App and web page records:
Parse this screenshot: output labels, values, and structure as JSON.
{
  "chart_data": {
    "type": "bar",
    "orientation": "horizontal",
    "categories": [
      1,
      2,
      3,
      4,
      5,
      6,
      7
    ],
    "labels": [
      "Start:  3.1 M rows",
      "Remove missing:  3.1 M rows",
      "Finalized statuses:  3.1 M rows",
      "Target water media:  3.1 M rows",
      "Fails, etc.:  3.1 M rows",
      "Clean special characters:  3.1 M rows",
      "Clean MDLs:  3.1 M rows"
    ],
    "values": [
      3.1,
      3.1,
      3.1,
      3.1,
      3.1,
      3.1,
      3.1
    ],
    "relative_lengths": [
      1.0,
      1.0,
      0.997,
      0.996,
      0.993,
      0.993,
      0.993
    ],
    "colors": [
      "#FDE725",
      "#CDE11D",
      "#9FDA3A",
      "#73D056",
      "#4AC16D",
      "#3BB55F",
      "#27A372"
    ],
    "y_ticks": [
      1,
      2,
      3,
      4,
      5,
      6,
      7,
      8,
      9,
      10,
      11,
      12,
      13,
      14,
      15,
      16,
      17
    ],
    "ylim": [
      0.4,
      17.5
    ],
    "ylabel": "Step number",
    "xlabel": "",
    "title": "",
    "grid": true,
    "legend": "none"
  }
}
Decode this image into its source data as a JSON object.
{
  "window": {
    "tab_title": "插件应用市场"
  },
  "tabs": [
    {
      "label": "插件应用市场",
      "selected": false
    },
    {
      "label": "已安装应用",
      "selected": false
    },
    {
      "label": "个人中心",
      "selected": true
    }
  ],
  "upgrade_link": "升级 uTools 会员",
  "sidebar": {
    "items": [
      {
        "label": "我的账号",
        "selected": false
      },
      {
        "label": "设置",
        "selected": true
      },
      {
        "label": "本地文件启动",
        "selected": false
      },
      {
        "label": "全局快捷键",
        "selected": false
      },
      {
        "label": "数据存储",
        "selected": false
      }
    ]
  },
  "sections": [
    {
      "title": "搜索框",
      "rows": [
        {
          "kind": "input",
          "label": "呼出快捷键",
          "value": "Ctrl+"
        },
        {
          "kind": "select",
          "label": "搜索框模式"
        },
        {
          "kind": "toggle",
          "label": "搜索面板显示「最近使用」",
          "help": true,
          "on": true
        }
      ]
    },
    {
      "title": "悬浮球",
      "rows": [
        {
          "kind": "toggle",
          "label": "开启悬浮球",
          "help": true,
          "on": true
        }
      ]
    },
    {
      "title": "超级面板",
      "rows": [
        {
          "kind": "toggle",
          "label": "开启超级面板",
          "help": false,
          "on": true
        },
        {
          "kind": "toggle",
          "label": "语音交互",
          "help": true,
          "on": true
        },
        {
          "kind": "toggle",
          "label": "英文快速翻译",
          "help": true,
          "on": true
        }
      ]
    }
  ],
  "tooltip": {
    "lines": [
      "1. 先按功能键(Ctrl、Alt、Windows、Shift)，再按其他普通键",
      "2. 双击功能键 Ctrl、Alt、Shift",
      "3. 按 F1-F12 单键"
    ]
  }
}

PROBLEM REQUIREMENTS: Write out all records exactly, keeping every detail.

RESPONSE AREA:
Parse this screenshot: output labels, values, and structure as JSON.
{
  "chart_data": {
    "type": "bar",
    "orientation": "horizontal",
    "categories": [
      1,
      2,
      3,
      4,
      5,
      6,
      7
    ],
    "labels": [
      "Start:  3.1 M rows",
      "Remove missing:  3.1 M rows",
      "Finalized statuses:  3.1 M rows",
      "Target water media:  3.1 M rows",
      "Fails, etc.:  3.1 M rows",
      "Clean special characters:  3.1 M rows",
      "Clean MDLs:  3.1 M rows"
    ],
    "values": [
      3.1,
      3.1,
      3.1,
      3.1,
      3.1,
      3.1,
      3.1
    ],
    "relative_lengths": [
      1.0,
      1.0,
      0.997,
      0.996,
      0.993,
      0.993,
      0.993
    ],
    "colors": [
      "#FDE725",
      "#CDE11D",
      "#9FDA3A",
      "#73D056",
      "#4AC16D",
      "#3BB55F",
      "#27A372"
    ],
    "y_ticks": [
      1,
      2,
      3,
      4,
      5,
      6,
      7,
      8,
      9,
      10,
      11,
      12,
      13,
      14,
      15,
      16,
      17
    ],
    "ylim": [
      0.4,
      17.5
    ],
    "ylabel": "Step number",
    "xlabel": "",
    "title": "",
    "grid": true,
    "legend": "none"
  }
}
Decode this image into its source data as a JSON object.
{
  "window": {
    "tab_title": "插件应用市场"
  },
  "tabs": [
    {
      "label": "插件应用市场",
      "selected": false
    },
    {
      "label": "已安装应用",
      "selected": false
    },
    {
      "label": "个人中心",
      "selected": true
    }
  ],
  "upgrade_link": "升级 uTools 会员",
  "sidebar": {
    "items": [
      {
        "label": "我的账号",
        "selected": false
      },
      {
        "label": "设置",
        "selected": true
      },
      {
        "label": "本地文件启动",
        "selected": false
      },
      {
        "label": "全局快捷键",
        "selected": false
      },
      {
        "label": "数据存储",
        "selected": false
      }
    ]
  },
  "sections": [
    {
      "title": "搜索框",
      "rows": [
        {
          "kind": "input",
          "label": "呼出快捷键",
          "value": "Ctrl+"
        },
        {
          "kind": "select",
          "label": "搜索框模式"
        },
        {
          "kind": "toggle",
          "label": "搜索面板显示「最近使用」",
          "help": true,
          "on": true
        }
      ]
    },
    {
      "title": "悬浮球",
      "rows": [
        {
          "kind": "toggle",
          "label": "开启悬浮球",
          "help": true,
          "on": true
        }
      ]
    },
    {
      "title": "超级面板",
      "rows": [
        {
          "kind": "toggle",
          "label": "开启超级面板",
          "help": false,
          "on": true
        },
        {
          "kind": "toggle",
          "label": "语音交互",
          "help": true,
          "on": true
        },
        {
          "kind": "toggle",
          "label": "英文快速翻译",
          "help": true,
          "on": true
        }
      ]
    }
  ],
  "tooltip": {
    "lines": [
      "1. 先按功能键(Ctrl、Alt、Windows、Shift)，再按其他普通键",
      "2. 双击功能键 Ctrl、Alt、Shift",
      "3. 按 F1-F12 单键"
    ]
  }
}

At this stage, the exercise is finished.